More than two dozen Massachusetts schools were targeted by false reports of school shootings Tuesday.
The reports are the latest in a recent wave of so-called swatting calls targeting schools across the state — last month, more than 30 were targeted, with at least 13 schools in one day.
But what exactly are swatting calls, and should we be talking to kids about them?
What is swatting?
Swatting involves hoax calls made to 911 to illicit heavy police response to a targeted location, according to the FBI. Callers often make false claims about violent crimes, such as a shooting. Schools increasingly have become the targets of swatting.
While some may consider swatting calls a prank, Dr. Chase Samsel, a psychiatrist at Boston Children’s Hospital, said these calls can have serious consequences.
“In the most extreme of terms, it’s harassment and terrorizing kids, families and schools, saying that there’s active shooters or that someone’s getting ready to come and do something at a school and inducing panic and lockdowns and distress,” Samsel said.
How do swatting calls affect kids?
Dr. Neena McConnico, executive director of Boston Medical Center’s Child Witness to Violence Project, said seeing a large police presence in any situation can trigger anxiety and trauma responses.
“It definitely raises people’s anxiety levels,” McConnico said. “And particularly when we’re thinking about schools where for many kids is seen as a safe place for them.”
McConnico said that swatting calls have exacerbated an already-existing fear in students of school shootings, especially following the recent Nashville school shooting.
“With hearing about all of these incidences of school shootings or school violence; that’s just yet another reason for students to be fearful and not want to go to school,” McConnico said.
With recent incidents of mass shootings and swatting calls at schools, Samsel said a number of parents in the past few days have expressed concerns about their kids’ safety and whether they should take them out of school to avoid any risks.
Should parents talk to their kids about swatting calls?
McConnico said that regardless of whether or not children were put in harm by swatting calls, it’s important for parents to talk their kids about what happened and how they felt.
“For a moment, [those kids] really felt as though their well being was was in danger, and just because you learn that wasn’t an actual threat doesn’t necessarily mean that that feeling goes away,” McConnico said. “And there’s that reality of it didn’t happen this time, but it could happen next time.”
Samsel said it’s important to approach kids about the topic because of how quickly misinformation about dangerous situations spreads, which can exacerbate an individual’s fear of swatting and shootings.
“It’s best to control the narrative and to stay ahead of these things to be able to talk to kids, and for them to hear from a safe, trusted person about something that’s really scary,” Samsel said.
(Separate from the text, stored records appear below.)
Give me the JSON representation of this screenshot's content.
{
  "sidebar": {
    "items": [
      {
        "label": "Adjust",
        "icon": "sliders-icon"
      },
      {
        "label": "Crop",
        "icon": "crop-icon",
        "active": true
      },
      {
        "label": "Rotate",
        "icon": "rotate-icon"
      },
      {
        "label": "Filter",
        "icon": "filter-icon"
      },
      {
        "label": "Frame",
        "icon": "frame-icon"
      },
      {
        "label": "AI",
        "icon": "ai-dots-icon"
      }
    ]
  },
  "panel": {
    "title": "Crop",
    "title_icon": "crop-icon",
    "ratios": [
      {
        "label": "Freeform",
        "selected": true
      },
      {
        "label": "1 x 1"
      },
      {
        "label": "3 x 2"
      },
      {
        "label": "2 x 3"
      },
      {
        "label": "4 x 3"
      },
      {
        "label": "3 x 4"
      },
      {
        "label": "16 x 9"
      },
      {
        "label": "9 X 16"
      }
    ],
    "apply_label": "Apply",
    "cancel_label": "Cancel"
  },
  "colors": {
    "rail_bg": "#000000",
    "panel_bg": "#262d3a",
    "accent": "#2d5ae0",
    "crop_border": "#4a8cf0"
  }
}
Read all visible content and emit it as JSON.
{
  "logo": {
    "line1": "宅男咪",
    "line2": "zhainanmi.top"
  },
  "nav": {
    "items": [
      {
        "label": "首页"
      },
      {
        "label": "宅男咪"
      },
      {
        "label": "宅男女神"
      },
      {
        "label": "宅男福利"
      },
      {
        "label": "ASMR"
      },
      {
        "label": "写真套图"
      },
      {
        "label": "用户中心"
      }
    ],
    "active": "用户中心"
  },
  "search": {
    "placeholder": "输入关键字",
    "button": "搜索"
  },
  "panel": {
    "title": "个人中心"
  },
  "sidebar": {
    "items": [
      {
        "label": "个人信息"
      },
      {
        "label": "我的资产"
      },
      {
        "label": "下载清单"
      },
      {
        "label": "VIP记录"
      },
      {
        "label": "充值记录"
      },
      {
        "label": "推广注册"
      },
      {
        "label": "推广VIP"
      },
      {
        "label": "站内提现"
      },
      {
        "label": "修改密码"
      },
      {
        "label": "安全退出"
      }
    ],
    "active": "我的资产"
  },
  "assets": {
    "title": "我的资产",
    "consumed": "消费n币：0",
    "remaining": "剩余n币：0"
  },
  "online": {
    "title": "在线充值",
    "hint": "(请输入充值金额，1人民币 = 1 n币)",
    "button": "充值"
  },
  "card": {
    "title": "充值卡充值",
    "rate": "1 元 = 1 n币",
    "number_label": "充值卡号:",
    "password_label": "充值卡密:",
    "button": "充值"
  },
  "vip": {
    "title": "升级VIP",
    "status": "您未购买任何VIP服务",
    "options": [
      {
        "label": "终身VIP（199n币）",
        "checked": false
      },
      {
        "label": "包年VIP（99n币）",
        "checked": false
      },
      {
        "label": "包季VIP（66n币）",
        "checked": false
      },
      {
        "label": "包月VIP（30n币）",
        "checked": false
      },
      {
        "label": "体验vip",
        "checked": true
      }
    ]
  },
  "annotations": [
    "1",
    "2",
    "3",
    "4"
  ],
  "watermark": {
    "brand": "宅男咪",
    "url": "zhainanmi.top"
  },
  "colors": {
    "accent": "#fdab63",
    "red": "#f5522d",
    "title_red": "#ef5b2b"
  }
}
McConnico said parents can start the conversation by saying: “Hey, I know that you probably are aware of the recent school shooting that happened and we’re hearing more and more about violence that’s happening in schools. I just wanted to check in with you to see where you’re at and how you’re feeling about it.”
McConnico said some kids may not feel comfortable discussing their feelings immediately, but it’s still important for parents to let their children know that they are always open to talking.
“The important thing is just kind of keeping the lines of communication open,” McConnico said.
McConnico said it’s also important to reassure kids about the systems and policies put in place to keep them safe.
“We can’t tell our kids that they’re a hundred percent safe because that’s not true,” McConnico said. “But I think just trying to be as realistic as possible, while also kind of balancing out that there are systems and processes in place to help keep them safe.”
How can educators talk to their students about this?
Samsel said it’s important for schools to provide the same emotional support to students that parents might be providing to their kids, as well as being a source of information when schools encounter swatting calls.
“If someone has a swatting call and a bunch of police show up at a school and are going throughout the school, looking around ... that’s scary,” Samsel said. “People are going to rely on rumors and guessing instead of the truth if they don’t hear about it aboveboard and upfront.”
McConnico adds that educators should also remind students of the consequences of swatting calls and how they can hurt the mental health of their peers.
“Education is really important here, and talking about the severity of it,” McConnico said. “It’s just about basic tolerance for others and empathy building.”
Ashley Soebroto can be reached at firstname.lastname@example.org. Follow her on Twitter @ashsoebroto.